THE FEARLESS CONSUMER- Roommate ruse: Bank scam claims another victim
When Tom Steeves advertised on craigslist.com for a roommate, he didn't realize that he would fall prey to a faceless criminal and pay a wrenchingly high price for his misfortune.
A Charlottesville native who attends Radford University and lives in Blacksburg, Steeves got an email on January 7 from a "Catherine Smith" who purported to be looking for an apartment for her "marketing executive," who would be coming to the U.S. for six months of training. Steeves, who didn't know that this is the latest iteration of the infamous "Nigerian 419" scam, responded by describing the house, his roommate (who is also his girlfriend), and their pets. He also asked for a description of Smith's employee, seeing as how they wouldn't meet until the person's arrival in Blacksburg.
Steeves' transaction unfolded the way these scams always do: Smith wrote back to assure Steeves the employee, 23-year-old "Faith Mcmillian," was a "responsible, approachable and martured [sic] professional," then got down to business.
Smith briskly informed Steeves that she'd be sending a U.S. money order for $3,200, even though Mcmillian's rent would only be $300 a month and her share of the deposit $150. "I am sending you that much money," she explained, "because I am out of the country at the moment and my staff will be in need of physical cash in order to arrange her flight ticket and shop for other necessary things to take along to the States."
Then, she continued, Steeves would cash the check and wire Mcmillian's travel agent the difference after deducting the rent, deposit, and wire-transfer fee. Numerous emails back and forth ensued, with the amount of the check and the name of the travel agent changing for no apparent reason. Steeves finally received a check for $4,500, purportedly issued by Integrated Payment Systems in Englewood, Colo., and drawn on the Wachovia account of "Peter Gaudet."
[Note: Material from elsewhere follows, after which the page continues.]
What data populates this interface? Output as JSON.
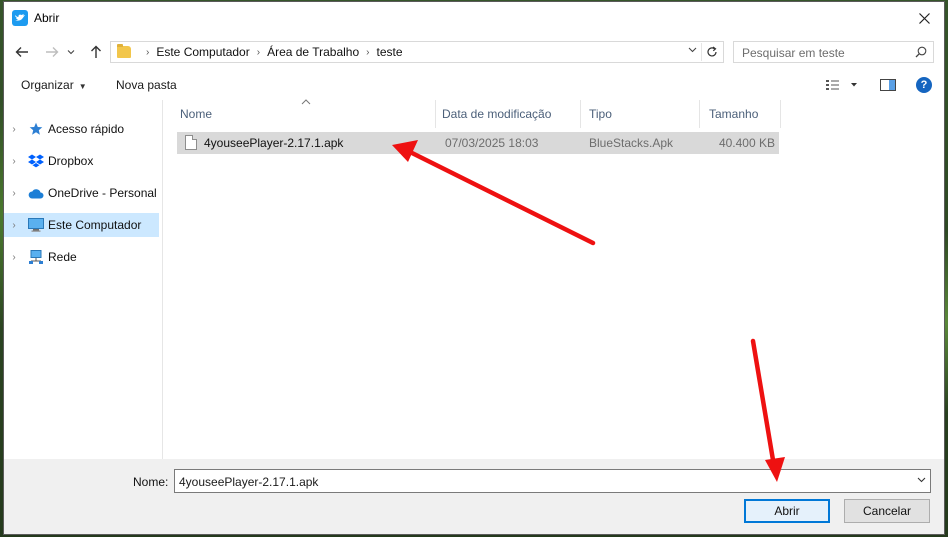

How I wish Steeves had read the Hook's earlier articles about these things: "Nigeria's latest" on October 7, 2004 and my January 26, 2006 column entitled, "Check the check."
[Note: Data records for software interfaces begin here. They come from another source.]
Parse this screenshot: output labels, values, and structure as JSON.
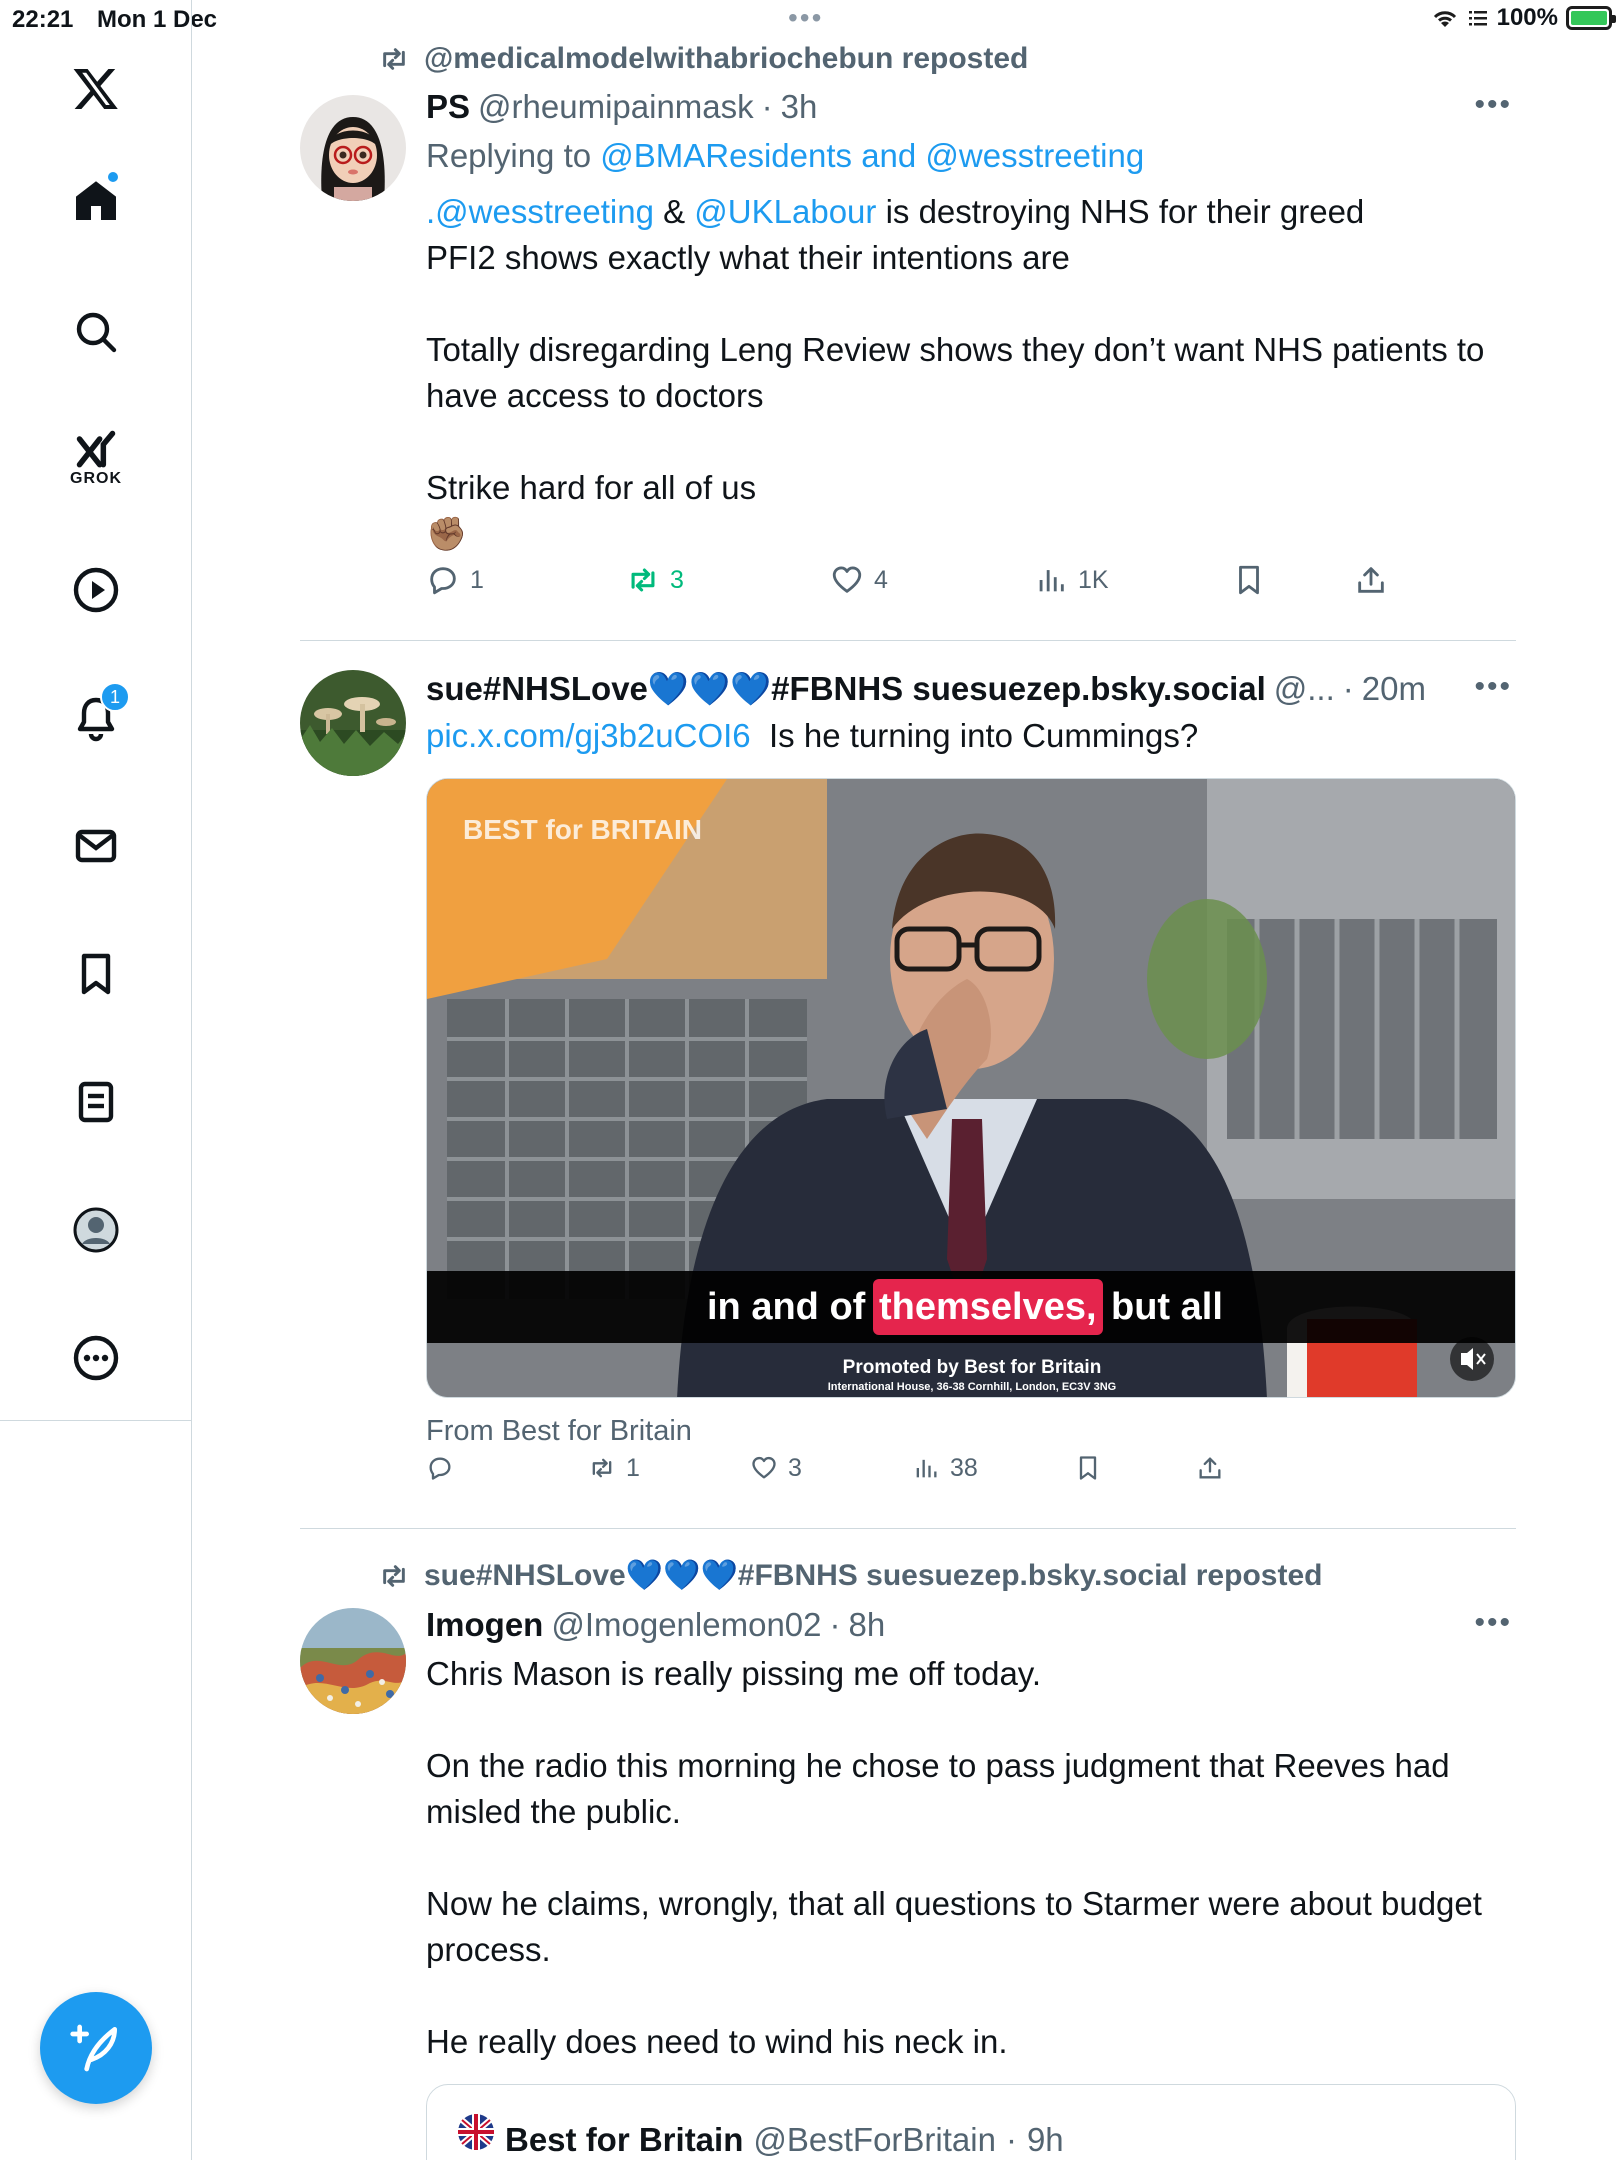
{
  "status_bar": {
    "time": "22:21",
    "date": "Mon 1 Dec",
    "battery": "100%"
  },
  "sidebar": {
    "logo": "x-logo-icon",
    "items": [
      {
        "name": "home",
        "icon": "home-icon",
        "badge": "dot"
      },
      {
        "name": "search",
        "icon": "search-icon"
      },
      {
        "name": "grok",
        "icon": "grok-icon",
        "label": "GROK"
      },
      {
        "name": "video",
        "icon": "play-icon"
      },
      {
        "name": "notifications",
        "icon": "bell-icon",
        "badge": "1"
      },
      {
        "name": "messages",
        "icon": "mail-icon"
      },
      {
        "name": "bookmarks",
        "icon": "bookmark-icon"
      },
      {
        "name": "lists",
        "icon": "list-icon"
      },
      {
        "name": "profile",
        "icon": "profile-icon"
      },
      {
        "name": "more",
        "icon": "more-circle-icon"
      }
    ],
    "compose": "compose-icon"
  },
  "tweets": [
    {
      "repost_line": "@medicalmodelwithabriochebun reposted",
      "name": "PS",
      "handle": "@rheumipainmask",
      "time": "3h",
      "reply_prefix": "Replying to",
      "reply_users": "@BMAResidents and @wesstreeting",
      "line1_mention1": ".@wesstreeting",
      "line1_amp": "&",
      "line1_mention2": "@UKLabour",
      "line1_rest": "is destroying NHS for their greed",
      "line2": "PFI2 shows exactly what their intentions are",
      "para2": "Totally disregarding Leng Review shows they don’t want NHS patients to have access to doctors",
      "para3": "Strike hard for all of us",
      "emoji": "✊🏽",
      "replies": "1",
      "reposts": "3",
      "likes": "4",
      "views": "1K"
    },
    {
      "name": "sue#NHSLove💙💙💙#FBNHS suesuezep.bsky.social",
      "handle": "@...",
      "time": "20m",
      "link": "pic.x.com/gj3b2uCOI6",
      "text": "Is he turning into Cummings?",
      "media": {
        "brand": "BEST for BRITAIN",
        "caption_pre": "in and of",
        "caption_highlight": "themselves,",
        "caption_post": "but all",
        "promoted": "Promoted by Best for Britain",
        "address": "International House, 36-38 Cornhill, London, EC3V 3NG"
      },
      "from": "From Best for Britain",
      "replies": "",
      "reposts": "1",
      "likes": "3",
      "views": "38"
    },
    {
      "repost_line": "sue#NHSLove💙💙💙#FBNHS suesuezep.bsky.social reposted",
      "name": "Imogen",
      "handle": "@Imogenlemon02",
      "time": "8h",
      "para1": "Chris Mason is really pissing me off today.",
      "para2": "On the radio this morning he chose to pass judgment that Reeves had misled the public.",
      "para3": "Now he claims, wrongly, that all questions to Starmer were about budget process.",
      "para4": "He really does need to wind his neck in.",
      "quote": {
        "name": "Best for Britain",
        "handle": "@BestForBritain",
        "time": "9h"
      }
    }
  ],
  "colors": {
    "accent": "#1d9bf0",
    "repost_green": "#00ba7c",
    "secondary_text": "#536471",
    "divider": "#cfd9de"
  }
}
On January 16, Steeves took the check to a Bank of America branch in Blacksburg, where he claims a bank employee held it up to the light while examining it, then initialed the back and allowed him to cash it– even though, he says, he only had $200 in his checking account.
I'm surprised the check passed muster, because there's a red flag that even a neophyte in the banking world might have noticed: On the "Pay to the order of" line, Steeves' name looks like it was painstakingly printed by a child. Checks issued by such companies as Integrated Payment Systems, however– which is a legitimate company and has a website, fdcips.com, that illustrates their checks' 11 security features– are never handwritten, let alone printed in a childish scrawl. The employee may have held the check up to the light, but she would have done better to simply read it.
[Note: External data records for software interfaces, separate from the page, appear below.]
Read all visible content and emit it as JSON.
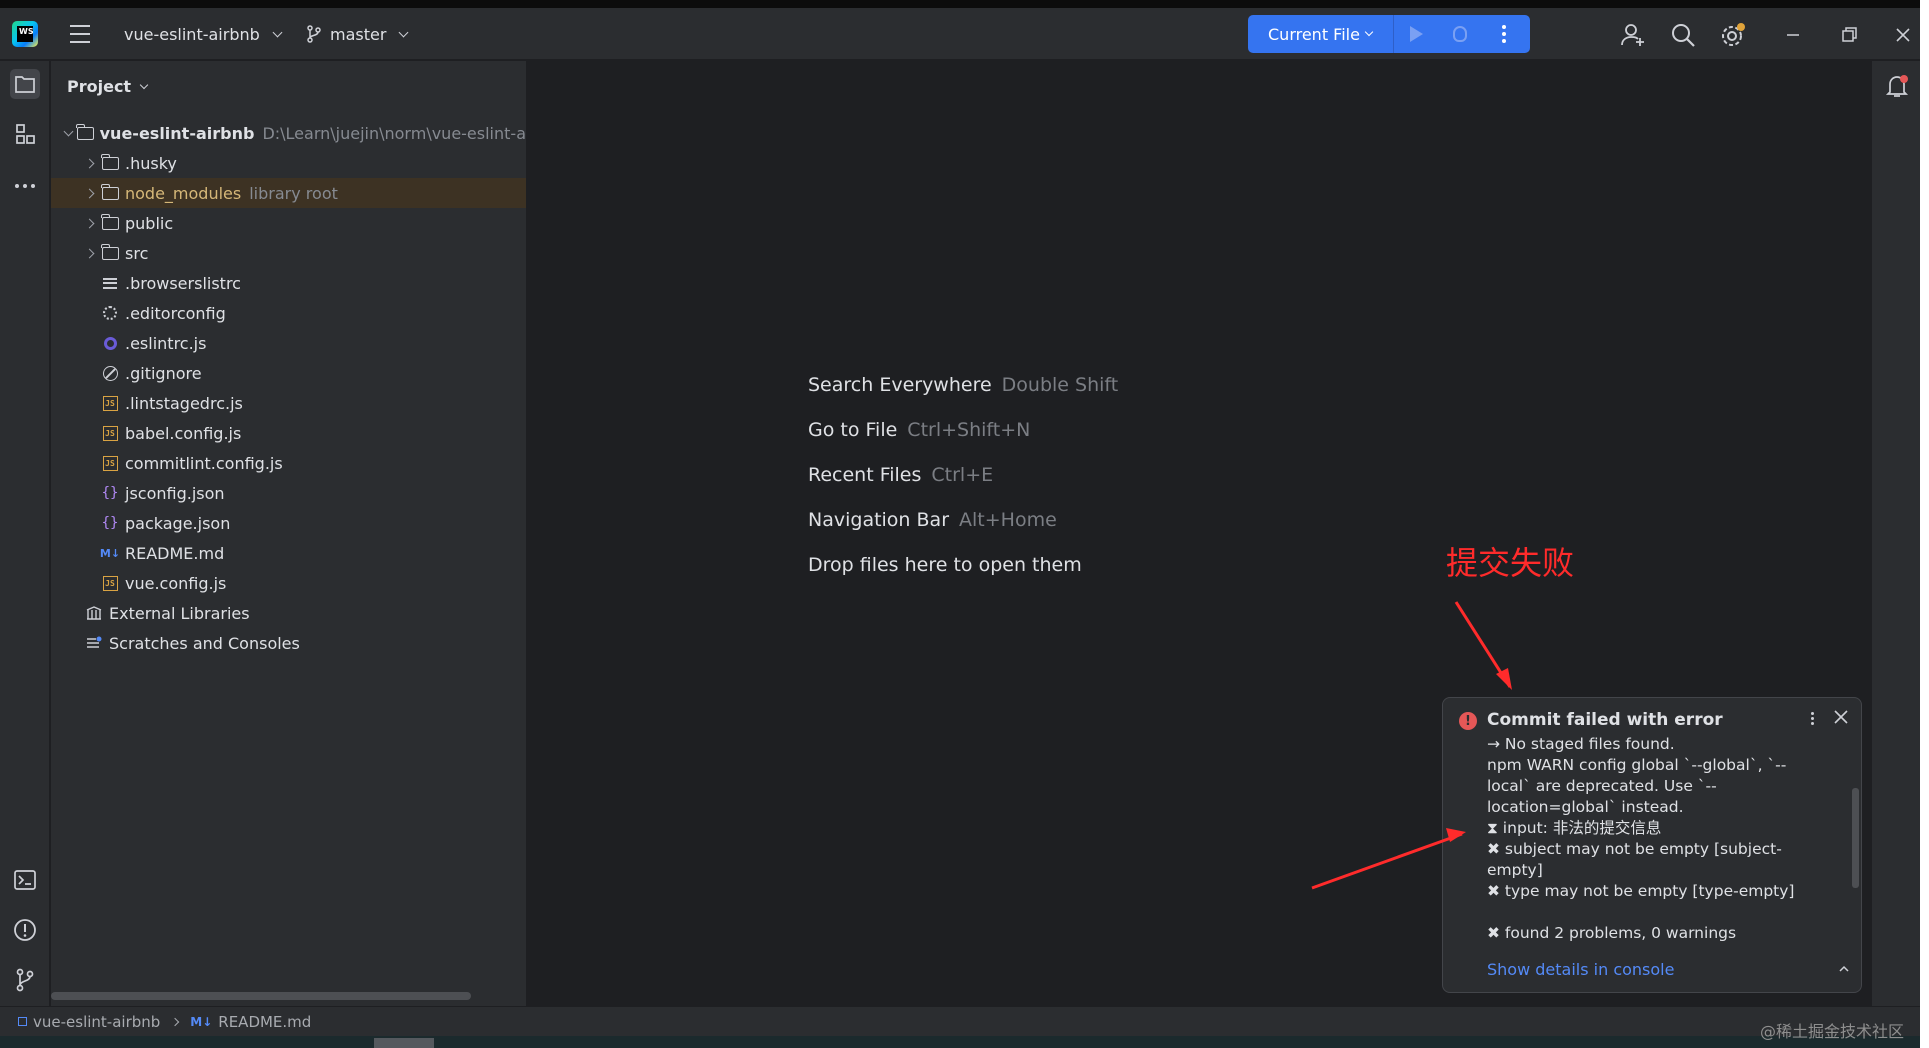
{
  "titlebar": {
    "project_name": "vue-eslint-airbnb",
    "branch": "master",
    "run_config": "Current File",
    "logo_text": "WS"
  },
  "panel": {
    "title": "Project"
  },
  "tree": {
    "root": {
      "label": "vue-eslint-airbnb",
      "path": "D:\\Learn\\juejin\\norm\\vue-eslint-a"
    },
    "items": [
      {
        "label": ".husky",
        "kind": "folder"
      },
      {
        "label": "node_modules",
        "kind": "folder",
        "hint": "library root"
      },
      {
        "label": "public",
        "kind": "folder"
      },
      {
        "label": "src",
        "kind": "folder"
      },
      {
        "label": ".browserslistrc",
        "kind": "lines-file"
      },
      {
        "label": ".editorconfig",
        "kind": "gear-file"
      },
      {
        "label": ".eslintrc.js",
        "kind": "eslint-file"
      },
      {
        "label": ".gitignore",
        "kind": "ignore-file"
      },
      {
        "label": ".lintstagedrc.js",
        "kind": "js-file"
      },
      {
        "label": "babel.config.js",
        "kind": "js-file"
      },
      {
        "label": "commitlint.config.js",
        "kind": "js-file"
      },
      {
        "label": "jsconfig.json",
        "kind": "json-file"
      },
      {
        "label": "package.json",
        "kind": "json-file"
      },
      {
        "label": "README.md",
        "kind": "md-file"
      },
      {
        "label": "vue.config.js",
        "kind": "js-file"
      }
    ],
    "external_libraries": "External Libraries",
    "scratches": "Scratches and Consoles"
  },
  "editor": {
    "hints": [
      {
        "action": "Search Everywhere",
        "keys": "Double Shift"
      },
      {
        "action": "Go to File",
        "keys": "Ctrl+Shift+N"
      },
      {
        "action": "Recent Files",
        "keys": "Ctrl+E"
      },
      {
        "action": "Navigation Bar",
        "keys": "Alt+Home"
      },
      {
        "action": "Drop files here to open them",
        "keys": ""
      }
    ]
  },
  "notification": {
    "title": "Commit failed with error",
    "lines": [
      "→ No staged files found.",
      "npm WARN config global `--global`, `--local` are deprecated. Use `--location=global` instead.",
      "⧗ input: 非法的提交信息",
      "✖ subject may not be empty [subject-empty]",
      "✖ type may not be empty [type-empty]",
      "",
      "✖ found 2 problems, 0 warnings"
    ],
    "link": "Show details in console"
  },
  "annotation": {
    "label": "提交失败",
    "color": "#ff2b2b"
  },
  "statusbar": {
    "project": "vue-eslint-airbnb",
    "file": "README.md",
    "file_badge": "M↓"
  },
  "watermark": "@稀土掘金技术社区",
  "colors": {
    "accent": "#3574f0",
    "error": "#e55757",
    "link": "#548af7",
    "library": "#d5b778"
  }
}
You can guess the rest: Steeves wired the elusive "travel agent," Julie Savage of Andalusia, Alaska, $3,860 and assumed the matter was closed. Instead, to his horror, he learned a week later that the check had been counterfeit– which meant that he was overdrawn by $4,300.
Steeves appealed to the bank, but its only concession was to allow him to pay $500 every two weeks. For a full-time student who works in a restaurant part-time, that's cold comfort; Steeves believes that his bank should have read the warning signs he was too naïve to see.
Bank of America spokeswoman Diane Wagner declined to comment, citing customer confidentiality, but stated that "tellers do try to determine if a check is counterfeit, but sometimes it is not possible." Sounds to me like the teller in question could use a refresher course in the basics of fraud detection.
Do you have a consumer problem or question? Email the Fearless Consumer or write her at 100 Second Street NW, Charlottesville 22902.